After breakfast, the other, more specific research projects continued. Cognitive function testing for all of the Syracuse students. I can only speak for myself, but the tests are way harder at 4,200m! Additionally, Wes ran a brain blood flow research project on a smaller subset of students with the help of the Canadian team. For all those students and researchers not actively participating or running research, the late morning and early afternoon are free and open. Some students walked down to the memorial for those that died on Everest, others did laundry, and a large group of us sat in the common room and played games.
At one point, we had a group of 14 people playing a game called Werewolf, in which villagers are pitted against werewolves. The game is supposed to be a friendly debate-style game where the villagers attempt to root out the murderous werewolves. However, it usually descends into a verbal bloodbath of accusations and yelling and finger pointing. We may have gotten a bit loud at certain points, yelling that certain players were definitely werewolves and needed to be executed. We may have also been briefly chastised for our volume and language. Whoops.

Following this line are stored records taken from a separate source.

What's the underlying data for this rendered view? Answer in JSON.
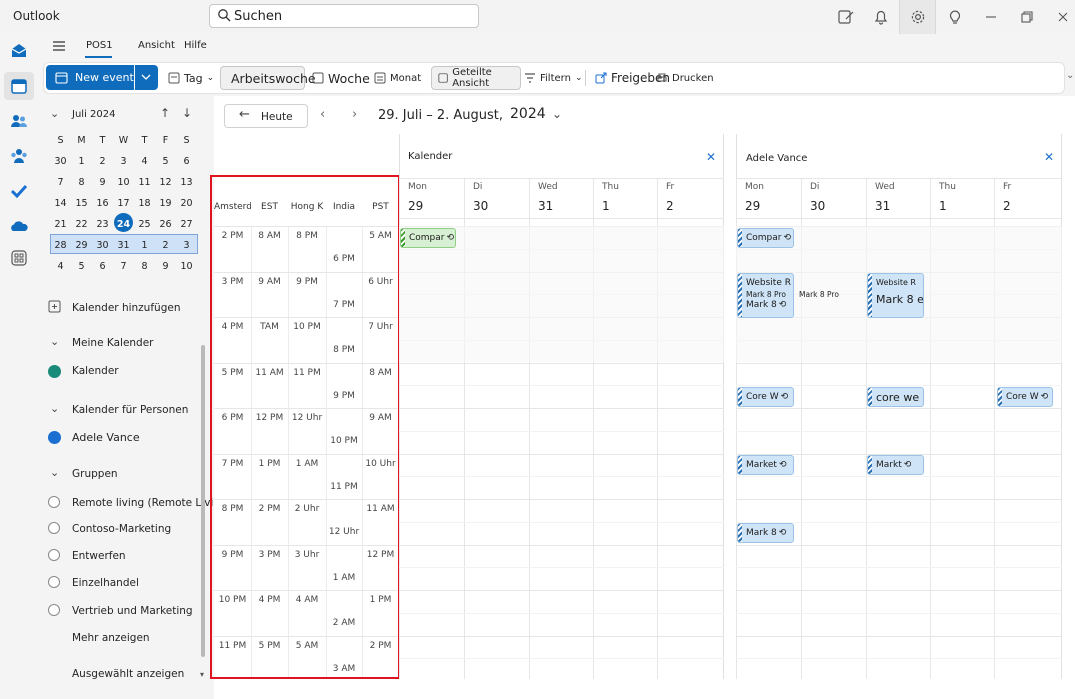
{
  "app": {
    "title": "Outlook"
  },
  "search": {
    "placeholder": "Suchen"
  },
  "menu": {
    "tabs": [
      "POS1",
      "Ansicht",
      "Hilfe"
    ]
  },
  "ribbon": {
    "new_event": "New event",
    "day": "Tag",
    "workweek": "Arbeitswoche",
    "week": "Woche",
    "month": "Monat",
    "split": "Geteilte Ansicht",
    "filter": "Filtern",
    "share": "Freigeben",
    "print": "Drucken"
  },
  "mini_cal": {
    "month_label": "Juli 2024",
    "weekdays": [
      "S",
      "M",
      "T",
      "W",
      "T",
      "F",
      "S"
    ],
    "weeks": [
      [
        "30",
        "1",
        "2",
        "3",
        "4",
        "5",
        "6"
      ],
      [
        "7",
        "8",
        "9",
        "10",
        "11",
        "12",
        "13"
      ],
      [
        "14",
        "15",
        "16",
        "17",
        "18",
        "19",
        "20"
      ],
      [
        "21",
        "22",
        "23",
        "24",
        "25",
        "26",
        "27"
      ],
      [
        "28",
        "29",
        "30",
        "31",
        "1",
        "2",
        "3"
      ],
      [
        "4",
        "5",
        "6",
        "7",
        "8",
        "9",
        "10"
      ]
    ],
    "today": "24"
  },
  "sidebar": {
    "add_calendar": "Kalender hinzufügen",
    "my_calendars": "Meine Kalender",
    "calendar": "Kalender",
    "people_calendars": "Kalender für Personen",
    "adele": "Adele Vance",
    "groups": "Gruppen",
    "group_items": [
      "Remote living (Remote Living)",
      "Contoso-Marketing",
      "Entwerfen",
      "Einzelhandel",
      "Vertrieb und Marketing"
    ],
    "show_more": "Mehr anzeigen",
    "show_selected": "Ausgewählt anzeigen"
  },
  "nav": {
    "today": "Heute",
    "date_range": "29. Juli – 2. August,",
    "year": "2024"
  },
  "timezones": {
    "headers": [
      "Amsterd",
      "EST",
      "Hong K",
      "India",
      "PST"
    ],
    "amsterdam": [
      "2 PM",
      "3 PM",
      "4 PM",
      "5 PM",
      "6 PM",
      "7 PM",
      "8 PM",
      "9 PM",
      "10 PM",
      "11 PM"
    ],
    "est": [
      "8 AM",
      "9 AM",
      "TAM",
      "11 AM",
      "12 PM",
      "1 PM",
      "2 PM",
      "3 PM",
      "4 PM",
      "5 PM"
    ],
    "hongkong": [
      "8 PM",
      "9 PM",
      "10 PM",
      "11 PM",
      "12 Uhr",
      "1 AM",
      "2 Uhr",
      "3 Uhr",
      "4 AM",
      "5 AM"
    ],
    "india": [
      "6 PM",
      "7 PM",
      "8 PM",
      "9 PM",
      "10 PM",
      "11 PM",
      "12 Uhr",
      "1 AM",
      "2 AM",
      "3 AM"
    ],
    "pst": [
      "5 AM",
      "6 Uhr",
      "7 Uhr",
      "8 AM",
      "9 AM",
      "10 Uhr",
      "11 AM",
      "12 PM",
      "1 PM",
      "2 PM"
    ]
  },
  "panels": [
    {
      "title": "Kalender",
      "days": [
        {
          "name": "Mon",
          "num": "29"
        },
        {
          "name": "Di",
          "num": "30"
        },
        {
          "name": "Wed",
          "num": "31"
        },
        {
          "name": "Thu",
          "num": "1"
        },
        {
          "name": "Fr",
          "num": "2"
        }
      ],
      "events": [
        "Compar"
      ]
    },
    {
      "title": "Adele Vance",
      "days": [
        {
          "name": "Mon",
          "num": "29"
        },
        {
          "name": "Di",
          "num": "30"
        },
        {
          "name": "Wed",
          "num": "31"
        },
        {
          "name": "Thu",
          "num": "1"
        },
        {
          "name": "Fr",
          "num": "2"
        }
      ],
      "events": {
        "compar": "Compar",
        "website_mon_title": "Website R",
        "website_mon_sub": "Mark 8 Pro",
        "website_mon_line3": "Mark 8",
        "di_text": "Mark 8 Pro",
        "website_wed_title": "Website R",
        "website_wed_sub": "Mark 8 e",
        "core_mon": "Core W",
        "core_wed": "core we",
        "core_fri": "Core W",
        "market_mon": "Market",
        "market_wed": "Markt",
        "mark8_mon": "Mark 8"
      }
    }
  ],
  "recur_symbol": "⟲"
}
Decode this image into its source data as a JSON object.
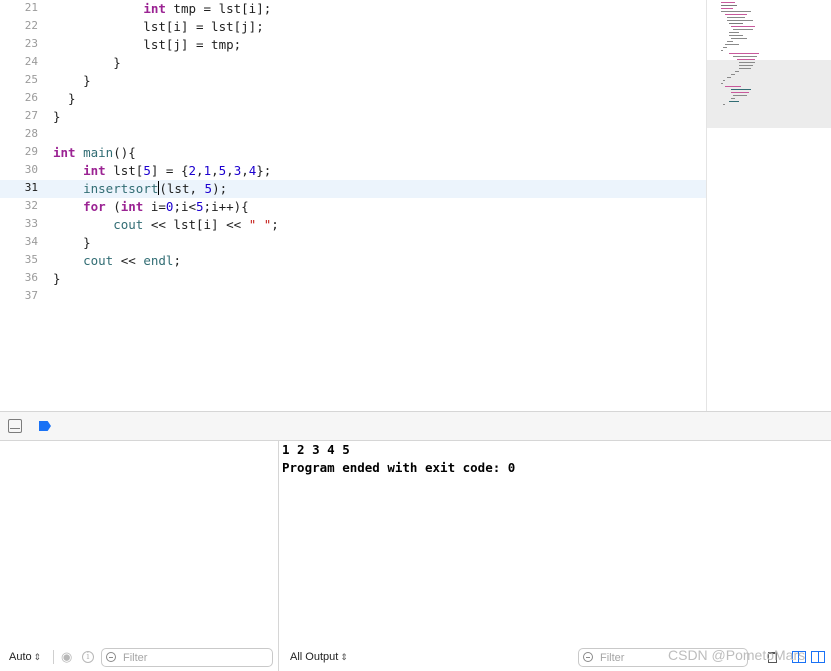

After games and lunch, we began the academic part of the trip. Tom gave a lecture on his life’s work, researching native high altitude populations. The lecture was wonderful, and even included a small competition between Nima and Trevor. They competed with respect to forced vital capacity (FVC) which is a measure of how much air a person can hold in their lungs. High altitude natives exhibit several physiological differences from lowlanders, including bigger lungs. But the question is: do those bigger lungs actually confer an advantage at altitude? At least in the case of Nima and Trevor, Nima had a notably larger lung capacity, which could confer an advantage at altitude by increasing the amount of oxygen he can take into his body.
Following the academic portion of the day, we moved into dinner, where we had the unexpected pleasure of speaking to an Everest guide who recently summited, as well as a base camp manager. They were lovely, and allowed us to pepper them with all sorts of questions about the work they do. Truly a once in a lifetime experience to be able to pick the brains of two people fresh off of an Everest summit expedition.